This project consists of a Linux kernel driver and some user-mode libraries. They allow a process to create a virtual usb host controller. Real or virtual usb devices can be "plugged" into this controller.
I started working on this project in the year 2007 as an employee of the company Conemis AG in Karlsruhe.
The primary goal was to share USB devices over ethernet. At this point in time it works fine with Linux. The Windows kernel driver isn't finished yet.
The user space part is written in C# and runs on Mono and MS.NET. It consists of some libraries and a few executables (server and client).
First you need to download and build the Linux kernel driver. You can download it from the Files tab. It's in the linux kernel module folder. You can also clone the vhci_hcd GIT repository:
git clone git://git.code.sf.net/p/usb-vhci/vhci_hcd
"make" should be enough to build it. When it is build successfully, you can load the modules with:
insmod usb-vhci-hcd.ko insmod usb-vhci-iocifc.ko
The first module is the virtual host controller driver itself. The second module is the IOCTL interface to user mode. After loading the second module the device file /dev/usb-vhci should appear. All the communication between kernel driver and user mode happens through this file. If you don't want to be root all the time, you might want to chmod it:
chmod 666 /dev/usb-vhci
There are two user mode packages you can use now:
Currently, the .NET libraries offer much more stuff. For example they include a client and a server application for "tunneling" USB devices over TCP.
The native library can be downloaded from the native libraries folder. Or you can clone the libusb_vhci repository:
git clone git://git.code.sf.net/p/usb-vhci/libusb_vhci
Before you can build it, you need the usb-vhci.h header file from the kernel driver installed in /usr/include/linux (or maybe /usr/local/include/linux might work too). You can run "make install" in the top level directory of the driver sources (vhci_hcd) that you downloaded and built earlier. It will install this header and the modules.
With the header file in place, you should be able to build the library and a few example applications:
To see if it works, run one of the examples:
And use another terminal to look for the virtual USB device with "dmesg" or "cat /proc/bus/usb/devices" if you have usbfs mounted there.
The .NET libraries can be downloaded from the dotnet libraries folder. Or you can clone the usb-vhci repository:
git clone git://git.code.sf.net/p/usb-vhci/usb-vhci
They can also be downloaded pre-built. Of course you need mono for building and using them. You can also build them in a mingw or cygwin console on Windows using the Microsoft C# compiler if you like.
If you want to build them on Linux (Again: You don't have to. There are pre-built ones available.), it should work just like the native libraries:

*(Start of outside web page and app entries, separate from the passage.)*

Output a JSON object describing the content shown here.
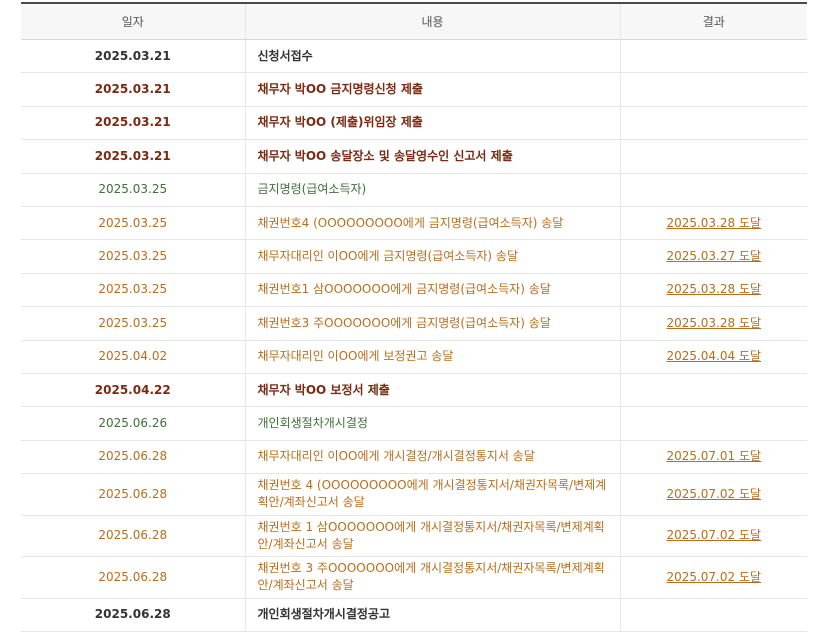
{
  "header": {
    "date": "일자",
    "content": "내용",
    "result": "결과"
  },
  "colors": {
    "dark": "#333333",
    "maroon": "#7b2a12",
    "green": "#3f6f3a",
    "orange": "#b86e1c"
  },
  "rows": [
    {
      "date": "2025.03.21",
      "content": "신청서접수",
      "result": "",
      "tone": "dark"
    },
    {
      "date": "2025.03.21",
      "content": "채무자 박OO 금지명령신청 제출",
      "result": "",
      "tone": "maroon"
    },
    {
      "date": "2025.03.21",
      "content": "채무자 박OO (제출)위임장 제출",
      "result": "",
      "tone": "maroon"
    },
    {
      "date": "2025.03.21",
      "content": "채무자 박OO 송달장소 및 송달영수인 신고서 제출",
      "result": "",
      "tone": "maroon"
    },
    {
      "date": "2025.03.25",
      "content": "금지명령(급여소득자)",
      "result": "",
      "tone": "green"
    },
    {
      "date": "2025.03.25",
      "content": "채권번호4 (OOOOOOOOO에게 금지명령(급여소득자) 송달",
      "result": "2025.03.28 도달",
      "tone": "orange"
    },
    {
      "date": "2025.03.25",
      "content": "채무자대리인 이OO에게 금지명령(급여소득자) 송달",
      "result": "2025.03.27 도달",
      "tone": "orange"
    },
    {
      "date": "2025.03.25",
      "content": "채권번호1 삼OOOOOOO에게 금지명령(급여소득자) 송달",
      "result": "2025.03.28 도달",
      "tone": "orange"
    },
    {
      "date": "2025.03.25",
      "content": "채권번호3 주OOOOOOO에게 금지명령(급여소득자) 송달",
      "result": "2025.03.28 도달",
      "tone": "orange"
    },
    {
      "date": "2025.04.02",
      "content": "채무자대리인 이OO에게 보정권고 송달",
      "result": "2025.04.04 도달",
      "tone": "orange"
    },
    {
      "date": "2025.04.22",
      "content": "채무자 박OO 보정서 제출",
      "result": "",
      "tone": "maroon"
    },
    {
      "date": "2025.06.26",
      "content": "개인회생절차개시결정",
      "result": "",
      "tone": "green"
    },
    {
      "date": "2025.06.28",
      "content": "채무자대리인 이OO에게 개시결정/개시결정통지서 송달",
      "result": "2025.07.01 도달",
      "tone": "orange"
    },
    {
      "date": "2025.06.28",
      "content": "채권번호 4 (OOOOOOOOO에게 개시결정통지서/채권자목록/변제계획안/계좌신고서 송달",
      "result": "2025.07.02 도달",
      "tone": "orange",
      "tall": true
    },
    {
      "date": "2025.06.28",
      "content": "채권번호 1 삼OOOOOOO에게 개시결정통지서/채권자목록/변제계획안/계좌신고서 송달",
      "result": "2025.07.02 도달",
      "tone": "orange",
      "tall": true
    },
    {
      "date": "2025.06.28",
      "content": "채권번호 3 주OOOOOOO에게 개시결정통지서/채권자목록/변제계획안/계좌신고서 송달",
      "result": "2025.07.02 도달",
      "tone": "orange",
      "tall": true
    },
    {
      "date": "2025.06.28",
      "content": "개인회생절차개시결정공고",
      "result": "",
      "tone": "dark"
    }
  ]
}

Building them on Windows (using mingw or cygwin), you might need to find out the full path to the Microsoft #C compiler and run configure like this:
When they got built successfully, all DLLs and executables are in the bin folder. You can start the server now:
mono bin/VhciServer.exe 4 1138
This creates a virtual USB host controller with four USB ports. The server listens on TCP port 1138 for connections. Use "dmesg" to see the new virtual host controller.
Now you can start the client on another computer (or the same one), to connect a USB device to this virtual host controller. But first you have to search for the device you want to connect:
mono bin/VhciClient.exe -l
The parameter -l shows you a tree of all USB ports and which devices are connected to them. Choose a device and start the client like this:
mono bin/VhciClient.exe 4-3 127.0.0.1:1138
If you are not root, then you might run into an exception that looks like this:
Unhandled Exception: System.IO.IOException: Couldn't open /dev/bus/usb/004/002. (13) at Usb.UsbFS.DeviceFile..ctor (System.String path, Boolean ro) [0x00000] in <filename unknown>:0 at Usb.UsbFS.DeviceFile..ctor (System.String path) [0x00000] in <filename unknown>:0 at Usb.UsbFS.UsbDevice..ctor (System.String path) [0x00000] in <filename unknown>:0 at Usb.UsbFS.Enumeration.Device.Acquire () [0x00000] in <filename unknown>:0 at VhciClient.MainClass.Main (System.String args) [0x00000] in <filename unknown>:0
If you don't want to start the client as root, use chmod as root to give yourself access of the device file. In this example:
chmod 666 /dev/bus/usb/004/002